dedicated to it. In a similar way to the Sea Harrier FRS1 re the F/A 2, a change in normal Royal Navy designations.

Lastly, names of vessels; I try not to represent particular units if i can get away with it, so as not to insult others by leaving them out. I deliberately did not name the two
destroyers, and chose ship names that I hoped would not have been used by the Canadians. 883 was a fluke, the decals were so old I did not realise it was a unit number,
and as for the tail marking, it went better with the camo I thought.

At the heart of the story, I simply wanted to say, "If you pick a fight with Canada, get used to an ass kicking!"

Glad you liked the story, and that you took enough interest to use rivet counter mode, but use it sparingly. And I repeat, feed back is always good.
Many thanks again.
Cheers, Ian.
If I don't plan it, it can't go wrong!

If it's great, I did it. If it's naff, I found it.

Offline apophenia

  • Suffered two full days of rapid-fire hallucinations and yet had not a single usuable whif concept in the lot !?!
  • Patterns? What patterns?
Re: Canada's twenty four hour war.
« Reply #3 on: August 22, 2016, 05:30:24 AM »
Thanks for accepting the rivet-counting mode in its intended spirit  :D

Your Spey choice makes perfect sense to me. And good fluke on No.883  ;)

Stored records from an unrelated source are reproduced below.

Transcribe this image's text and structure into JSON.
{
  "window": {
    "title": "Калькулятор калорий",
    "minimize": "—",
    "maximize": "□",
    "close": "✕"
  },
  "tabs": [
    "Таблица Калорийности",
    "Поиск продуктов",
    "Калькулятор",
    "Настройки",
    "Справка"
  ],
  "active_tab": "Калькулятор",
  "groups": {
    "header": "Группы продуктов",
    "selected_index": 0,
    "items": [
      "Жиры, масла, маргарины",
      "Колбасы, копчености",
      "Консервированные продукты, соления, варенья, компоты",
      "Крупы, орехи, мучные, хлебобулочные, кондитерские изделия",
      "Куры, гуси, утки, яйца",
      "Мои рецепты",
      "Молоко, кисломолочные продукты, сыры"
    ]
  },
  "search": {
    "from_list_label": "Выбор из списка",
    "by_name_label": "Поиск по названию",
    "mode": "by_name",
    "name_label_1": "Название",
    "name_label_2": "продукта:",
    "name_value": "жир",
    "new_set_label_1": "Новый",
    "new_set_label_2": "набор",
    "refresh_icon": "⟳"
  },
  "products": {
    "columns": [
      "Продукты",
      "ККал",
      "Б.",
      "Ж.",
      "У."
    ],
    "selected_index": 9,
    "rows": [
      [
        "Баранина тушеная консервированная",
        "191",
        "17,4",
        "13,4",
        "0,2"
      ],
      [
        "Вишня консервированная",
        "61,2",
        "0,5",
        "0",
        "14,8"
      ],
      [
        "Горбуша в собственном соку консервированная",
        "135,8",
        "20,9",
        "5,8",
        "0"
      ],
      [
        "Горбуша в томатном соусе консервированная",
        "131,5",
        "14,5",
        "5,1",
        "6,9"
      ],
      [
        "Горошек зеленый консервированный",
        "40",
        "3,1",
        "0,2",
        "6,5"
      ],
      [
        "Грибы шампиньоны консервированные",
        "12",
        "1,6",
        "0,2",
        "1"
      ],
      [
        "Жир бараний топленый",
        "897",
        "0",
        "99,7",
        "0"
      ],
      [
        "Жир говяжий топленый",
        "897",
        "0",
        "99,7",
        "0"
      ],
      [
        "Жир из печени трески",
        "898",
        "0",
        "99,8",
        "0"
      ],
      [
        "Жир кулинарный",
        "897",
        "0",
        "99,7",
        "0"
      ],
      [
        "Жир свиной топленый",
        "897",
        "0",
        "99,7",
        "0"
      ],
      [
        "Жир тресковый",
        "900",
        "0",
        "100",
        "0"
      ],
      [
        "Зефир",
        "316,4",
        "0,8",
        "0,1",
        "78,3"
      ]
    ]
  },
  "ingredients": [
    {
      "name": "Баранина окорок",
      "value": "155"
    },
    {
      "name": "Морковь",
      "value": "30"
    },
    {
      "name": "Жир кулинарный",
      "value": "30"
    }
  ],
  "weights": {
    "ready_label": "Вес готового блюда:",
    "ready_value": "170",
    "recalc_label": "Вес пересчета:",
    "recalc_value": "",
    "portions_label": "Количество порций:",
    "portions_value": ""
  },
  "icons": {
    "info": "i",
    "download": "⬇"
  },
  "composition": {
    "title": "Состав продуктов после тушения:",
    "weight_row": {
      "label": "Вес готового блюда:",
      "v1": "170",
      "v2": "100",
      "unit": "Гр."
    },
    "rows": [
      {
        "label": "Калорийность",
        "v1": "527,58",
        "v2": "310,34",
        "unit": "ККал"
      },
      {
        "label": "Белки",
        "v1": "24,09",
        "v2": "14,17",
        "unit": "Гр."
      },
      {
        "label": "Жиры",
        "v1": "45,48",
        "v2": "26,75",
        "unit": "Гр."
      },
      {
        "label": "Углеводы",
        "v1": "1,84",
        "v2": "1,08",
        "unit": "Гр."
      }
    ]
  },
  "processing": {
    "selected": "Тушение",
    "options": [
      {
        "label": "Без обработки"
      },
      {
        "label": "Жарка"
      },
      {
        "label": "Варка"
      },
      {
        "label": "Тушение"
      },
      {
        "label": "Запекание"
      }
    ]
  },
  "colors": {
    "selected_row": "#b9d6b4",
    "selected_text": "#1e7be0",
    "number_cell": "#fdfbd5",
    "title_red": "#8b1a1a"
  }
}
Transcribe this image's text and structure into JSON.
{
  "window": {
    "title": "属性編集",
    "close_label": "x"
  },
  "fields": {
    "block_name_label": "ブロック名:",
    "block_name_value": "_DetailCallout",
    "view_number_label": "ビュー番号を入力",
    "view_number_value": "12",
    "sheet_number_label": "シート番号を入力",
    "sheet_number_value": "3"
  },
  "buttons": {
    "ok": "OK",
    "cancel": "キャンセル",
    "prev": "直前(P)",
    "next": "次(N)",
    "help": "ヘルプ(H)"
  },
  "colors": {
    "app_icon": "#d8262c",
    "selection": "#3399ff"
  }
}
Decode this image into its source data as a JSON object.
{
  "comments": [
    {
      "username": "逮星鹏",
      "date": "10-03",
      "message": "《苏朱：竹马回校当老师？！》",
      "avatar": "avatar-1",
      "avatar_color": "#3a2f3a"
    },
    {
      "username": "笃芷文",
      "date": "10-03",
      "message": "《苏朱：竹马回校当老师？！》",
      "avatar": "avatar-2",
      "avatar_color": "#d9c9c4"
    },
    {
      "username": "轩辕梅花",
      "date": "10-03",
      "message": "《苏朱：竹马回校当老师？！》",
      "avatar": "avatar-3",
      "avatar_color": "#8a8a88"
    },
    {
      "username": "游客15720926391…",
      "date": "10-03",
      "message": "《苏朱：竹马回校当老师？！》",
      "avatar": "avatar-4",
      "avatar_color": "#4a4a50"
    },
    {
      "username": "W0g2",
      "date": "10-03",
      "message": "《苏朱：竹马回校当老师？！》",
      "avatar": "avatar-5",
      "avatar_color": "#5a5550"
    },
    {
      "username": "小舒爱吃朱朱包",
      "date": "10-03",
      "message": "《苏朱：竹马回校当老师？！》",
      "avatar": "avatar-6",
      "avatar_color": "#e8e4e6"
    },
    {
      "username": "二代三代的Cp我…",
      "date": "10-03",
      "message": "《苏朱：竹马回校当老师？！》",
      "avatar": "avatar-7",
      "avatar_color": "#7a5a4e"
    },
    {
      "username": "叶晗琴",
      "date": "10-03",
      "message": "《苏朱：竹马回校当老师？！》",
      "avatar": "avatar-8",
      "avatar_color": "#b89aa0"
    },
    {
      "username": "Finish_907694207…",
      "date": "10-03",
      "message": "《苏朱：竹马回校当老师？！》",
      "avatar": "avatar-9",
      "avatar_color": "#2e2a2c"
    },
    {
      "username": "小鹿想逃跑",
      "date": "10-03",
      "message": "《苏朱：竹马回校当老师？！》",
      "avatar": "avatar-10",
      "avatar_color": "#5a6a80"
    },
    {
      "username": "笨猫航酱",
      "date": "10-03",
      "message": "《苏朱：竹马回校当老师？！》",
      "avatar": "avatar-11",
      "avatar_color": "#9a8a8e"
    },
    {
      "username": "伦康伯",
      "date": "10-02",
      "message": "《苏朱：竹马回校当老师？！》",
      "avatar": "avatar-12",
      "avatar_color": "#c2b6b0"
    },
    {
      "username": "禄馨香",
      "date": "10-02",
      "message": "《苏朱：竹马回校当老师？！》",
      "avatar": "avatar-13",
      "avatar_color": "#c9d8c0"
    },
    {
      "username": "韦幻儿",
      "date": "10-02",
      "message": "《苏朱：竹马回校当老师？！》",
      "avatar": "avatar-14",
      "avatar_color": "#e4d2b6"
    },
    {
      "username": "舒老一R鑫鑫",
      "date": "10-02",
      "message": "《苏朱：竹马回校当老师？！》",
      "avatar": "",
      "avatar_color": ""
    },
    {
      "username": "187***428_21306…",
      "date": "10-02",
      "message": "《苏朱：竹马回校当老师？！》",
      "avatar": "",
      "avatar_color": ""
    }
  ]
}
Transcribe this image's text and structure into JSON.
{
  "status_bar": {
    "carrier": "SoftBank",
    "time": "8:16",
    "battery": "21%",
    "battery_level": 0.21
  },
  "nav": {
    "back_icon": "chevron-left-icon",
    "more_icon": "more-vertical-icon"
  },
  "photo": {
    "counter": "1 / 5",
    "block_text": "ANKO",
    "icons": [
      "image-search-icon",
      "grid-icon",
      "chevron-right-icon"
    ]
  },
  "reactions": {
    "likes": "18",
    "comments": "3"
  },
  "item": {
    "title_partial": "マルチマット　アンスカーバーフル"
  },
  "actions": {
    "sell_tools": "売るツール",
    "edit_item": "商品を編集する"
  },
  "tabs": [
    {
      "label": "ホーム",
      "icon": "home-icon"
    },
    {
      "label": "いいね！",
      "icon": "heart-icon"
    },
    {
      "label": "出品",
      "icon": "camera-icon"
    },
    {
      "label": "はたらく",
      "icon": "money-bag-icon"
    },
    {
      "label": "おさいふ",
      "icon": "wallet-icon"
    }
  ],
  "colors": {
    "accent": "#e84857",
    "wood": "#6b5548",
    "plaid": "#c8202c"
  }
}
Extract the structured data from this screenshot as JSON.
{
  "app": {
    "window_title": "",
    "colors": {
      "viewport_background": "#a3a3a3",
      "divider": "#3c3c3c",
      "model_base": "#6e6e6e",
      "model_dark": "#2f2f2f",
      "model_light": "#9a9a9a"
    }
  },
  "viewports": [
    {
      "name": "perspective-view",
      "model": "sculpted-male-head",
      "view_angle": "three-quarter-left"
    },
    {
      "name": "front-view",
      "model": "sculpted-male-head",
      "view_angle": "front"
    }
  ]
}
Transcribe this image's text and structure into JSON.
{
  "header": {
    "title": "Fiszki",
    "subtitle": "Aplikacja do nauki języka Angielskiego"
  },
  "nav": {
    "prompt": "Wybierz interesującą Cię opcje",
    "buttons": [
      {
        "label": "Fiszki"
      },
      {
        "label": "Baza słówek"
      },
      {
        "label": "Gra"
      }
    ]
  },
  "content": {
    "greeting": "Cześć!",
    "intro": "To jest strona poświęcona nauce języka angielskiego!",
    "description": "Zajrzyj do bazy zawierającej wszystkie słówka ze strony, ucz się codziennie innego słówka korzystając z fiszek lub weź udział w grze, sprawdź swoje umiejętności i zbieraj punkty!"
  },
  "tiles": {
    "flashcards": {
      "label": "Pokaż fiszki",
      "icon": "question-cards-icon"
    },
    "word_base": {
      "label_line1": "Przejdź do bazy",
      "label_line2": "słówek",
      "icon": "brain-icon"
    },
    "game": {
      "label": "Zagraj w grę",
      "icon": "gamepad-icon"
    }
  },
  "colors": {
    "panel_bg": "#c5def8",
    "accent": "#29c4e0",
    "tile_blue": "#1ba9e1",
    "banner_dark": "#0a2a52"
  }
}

CAFMC vs CFMC: This could only make sense in Canada. The RCN became CAFMC (or, more usually, MARCOM) after Unification in Feb 1968. So, CAFMC was the full acronym during your timeline. Then, in the early '90s, the 'Armed' was dropped,  CAFMC becoming CFMC until 2013 when the 'Armed' was returned . But, by that time, Maritime Command had had its 'Royal Canadian Navy' title restored (in Aug 2011). Clear as mud, right?  ;D
Under investigation by the Committee of State Sanctioned Modelling, Alternative History and Tractor Carburettor Production for decadent counterrevolutionary behaviour.